Monday, 6 February 2012

Spruce up your kitchen | OuterBanks Mom

Dirt, grease, spillages, children with grubby little fingers and a propensity to crayon on every available surface all contribute to your kitchen needing a freshen-up every now and then.
However, if like me the vast sum necessary to have a new kitchen fitted makes you feel queasy, it may be time to get stuck into some DIY.

Something all budget-heeding but house-proud parents should know is how to paint kitchen cabinet doors, because they can spruce up the most worn out kitchen, and it’s relatively easy to do.
However, painting must be done properly or else you run the risk of a very unattractive flaky result.
So here are some instructions that I hope will help.
  • 1.      Remove all the kitchen doors and cabinets you are going to paint and put them in the garage or somewhere away from inquisitive little fingers.
  • 2.      Number them so you know which doors go where or take before and after shots with a camera.
  • 3.      Put all the screws in a safe place, a sandwich bag is a good holdall; you will kick yourself if you lose them!
  • 4.      Wear some old clothes that you don’t mind ruining!
  • 5.      Now it’s time to start sanding down your cupboards. Buy lots of sandpaper from your local DIY store and rub the cabinet doors until you have created a key, a rough surface that you can paint upon.
  • 6.      Put low tack masking tape around the edges of the kitchen cabinet carcasses.
  • 7.      Then paint the rubbed down wooden surface with wood primer. Ensure the primer is stain blocking and sealing
  • 8.       Always use a paint brush, not a roller, they are more delicate to use on areas of this small size. Wait until the first coat dries and do a second. I always do two layers both of wood primer and of paint to ensure and even, professional finish.

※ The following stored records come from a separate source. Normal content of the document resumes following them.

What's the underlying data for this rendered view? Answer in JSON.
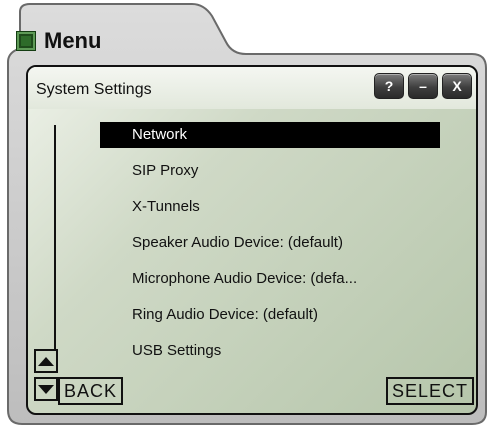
{
  "window": {
    "title": "Menu",
    "icon": "app-grid-icon"
  },
  "screen": {
    "title": "System Settings",
    "buttons": {
      "help": "?",
      "minimize": "–",
      "close": "X"
    }
  },
  "menu": {
    "items": [
      {
        "label": "Network",
        "selected": true
      },
      {
        "label": "SIP Proxy"
      },
      {
        "label": "X-Tunnels"
      },
      {
        "label": "Speaker Audio Device: (default)"
      },
      {
        "label": "Microphone Audio Device: (defa..."
      },
      {
        "label": "Ring Audio Device: (default)"
      },
      {
        "label": "USB Settings"
      }
    ]
  },
  "softkeys": {
    "back": "BACK",
    "select": "SELECT"
  },
  "colors": {
    "frame": "#c9c9c9",
    "lcd": "#b6c6ab",
    "selected_bg": "#000000"
  }
}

  • 9.      After it’s died use some fine sand paper to remove any spots.
  • 10.  Then paint in your colour of choice. There are loads of paints to choose from nowadays including eco-friendly options so you don’t have to worry about fumes.  I, again, always do two coats.

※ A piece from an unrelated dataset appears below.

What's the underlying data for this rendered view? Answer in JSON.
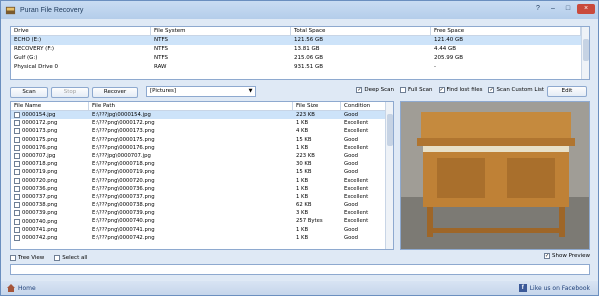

If in doubt go to your local DIY store and ask for some advice. Staff are normally more than willing to share their knowledge with you